Blog | Tuesday, March 13, 2012

QD: News Every Day--Circumcision may cut prostate cancer risk


Circumcision before first sexual intercourse is associated with a lower risk of prostate cancer, suggesting that the disease, like many other cancers, sometimes has an infectious source.

Circumcisions reduce the rates of infection from sexually transmitted diseases, and now researchers are establishing the next step--fewer infections may results in fewer cancers.

They conducted a population-based, case-control study of prostate cancer in King County, Washington, with prostate cancer reported in the Seattle-Puget Sound Surveillance, Epidemiology, and End Results (SEER) cancer registry. Self-reported circumcision status, age at circumcision, and age at first sexual intercourse were recorded along with a history of sexually transmitted infections or prostatitis.

Results appeared in Cancer on March 12.

Data from 1,754 cases and 1,645 controls were compared.
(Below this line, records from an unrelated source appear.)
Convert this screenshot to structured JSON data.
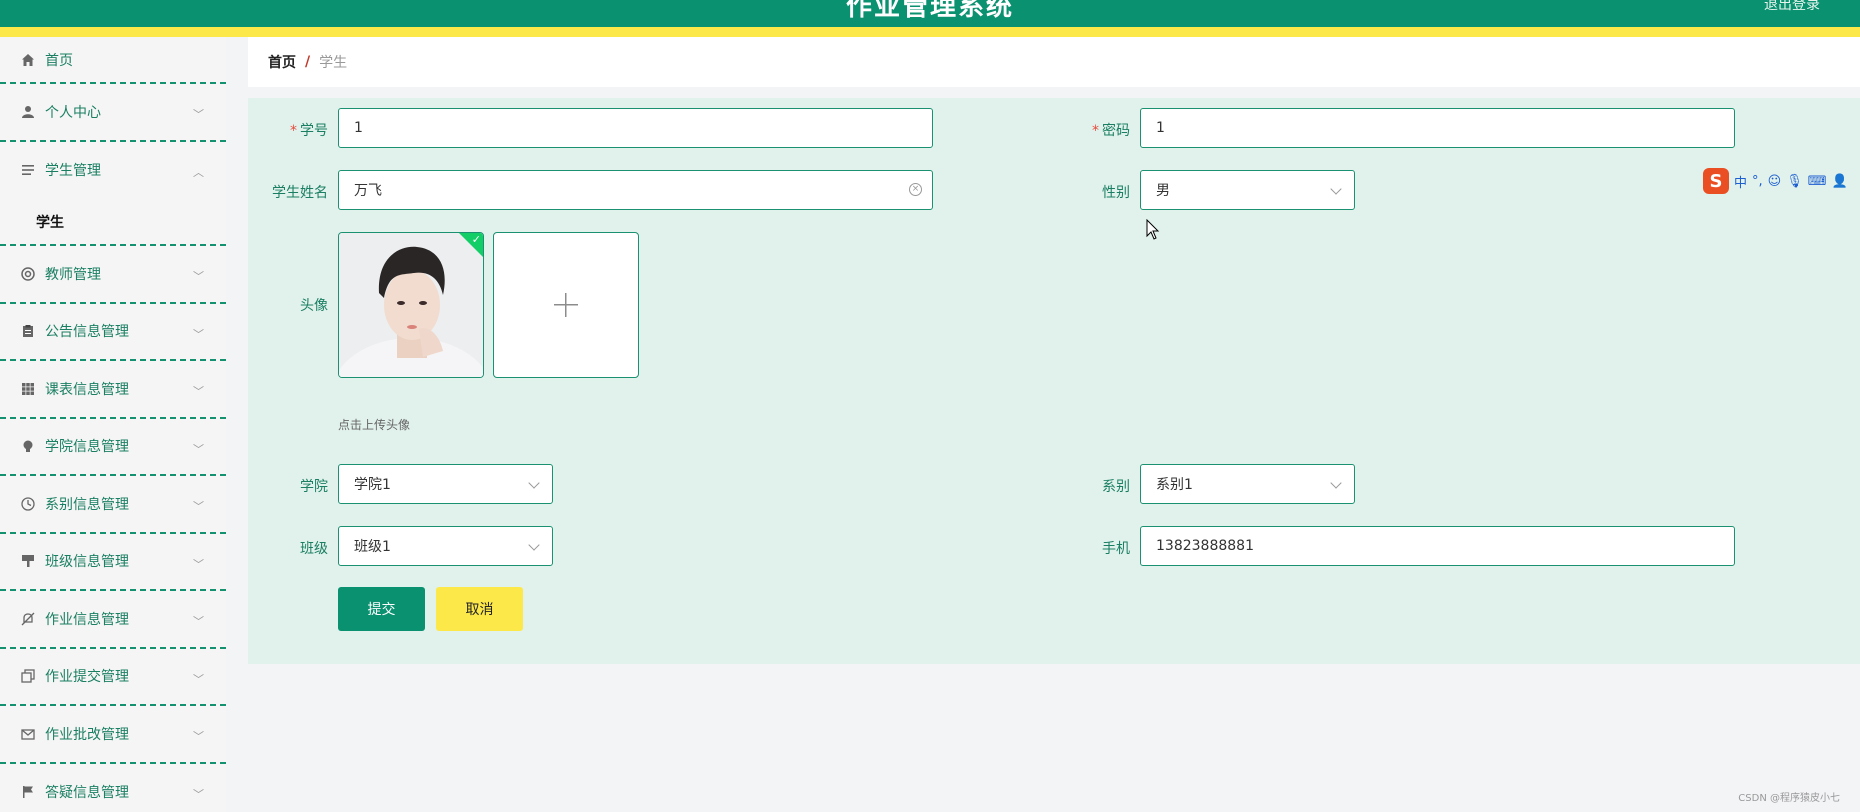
{
  "header": {
    "title": "作业管理系统",
    "right_text": "退出登录"
  },
  "sidebar": {
    "home": "首页",
    "items": [
      {
        "label": "个人中心",
        "icon": "user-icon",
        "chevron": "down"
      },
      {
        "label": "学生管理",
        "icon": "list-icon",
        "chevron": "up"
      },
      {
        "label": "学生",
        "sub": true
      },
      {
        "label": "教师管理",
        "icon": "lifebuoy-icon",
        "chevron": "down"
      },
      {
        "label": "公告信息管理",
        "icon": "clipboard-icon",
        "chevron": "down"
      },
      {
        "label": "课表信息管理",
        "icon": "grid-icon",
        "chevron": "down"
      },
      {
        "label": "学院信息管理",
        "icon": "bulb-icon",
        "chevron": "down"
      },
      {
        "label": "系别信息管理",
        "icon": "clock-icon",
        "chevron": "down"
      },
      {
        "label": "班级信息管理",
        "icon": "brush-icon",
        "chevron": "down"
      },
      {
        "label": "作业信息管理",
        "icon": "bell-off-icon",
        "chevron": "down"
      },
      {
        "label": "作业提交管理",
        "icon": "copy-icon",
        "chevron": "down"
      },
      {
        "label": "作业批改管理",
        "icon": "mail-icon",
        "chevron": "down"
      },
      {
        "label": "答疑信息管理",
        "icon": "flag-icon",
        "chevron": "down"
      }
    ]
  },
  "breadcrumb": {
    "home": "首页",
    "separator": "/",
    "current": "学生"
  },
  "form": {
    "student_no_label": "学号",
    "student_no_value": "1",
    "password_label": "密码",
    "password_value": "1",
    "name_label": "学生姓名",
    "name_value": "万飞",
    "gender_label": "性别",
    "gender_value": "男",
    "avatar_label": "头像",
    "avatar_tip": "点击上传头像",
    "college_label": "学院",
    "college_value": "学院1",
    "department_label": "系别",
    "department_value": "系别1",
    "class_label": "班级",
    "class_value": "班级1",
    "phone_label": "手机",
    "phone_value": "13823888881",
    "submit_label": "提交",
    "cancel_label": "取消",
    "required_mark": "*"
  },
  "ime": {
    "logo": "S",
    "mode": "中",
    "punct": "°,"
  },
  "watermark": "CSDN @程序猿皮小七",
  "colors": {
    "primary": "#0a9170",
    "accent": "#fde84a",
    "form_bg": "#e1f1ec"
  }
}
Circumcision before first sexual intercourse was associated with a 15% reduction in risk of prostate cancer compared to that of uncircumcised men (95% confidence interval [CI], 0.73 to 0.99). This risk reduction was observed for cases with both less aggressive (odds ratio [OR], 0.88; 95% CI, 0.74 to 1.04) and more aggressive (OR, 0.82; 95% CI, 0.66 to 1.00) prostate cancers.

The authors noted that infections are estimated to be the cause of 17% of cancers, including:
--Viruses: HHV8 and Kaposi’s sarcoma; hepatitis B and/or C and liver carcinoma; HPV and cervical/anal/genital carcinoma;
--Bacteria: Helicobacter pylori and gastric carcinoma;
--Parasites: Schistosomiasis haematobium and bladder carcinoma

Infections may cause chronic inflammation, with leads to a cascade of events that ultimately damage DNA, the authors reported. Viruses can dig into DNA, causing the cells to change. And, diseases can impair immunity, and the body's ability to eradicate tumor cells.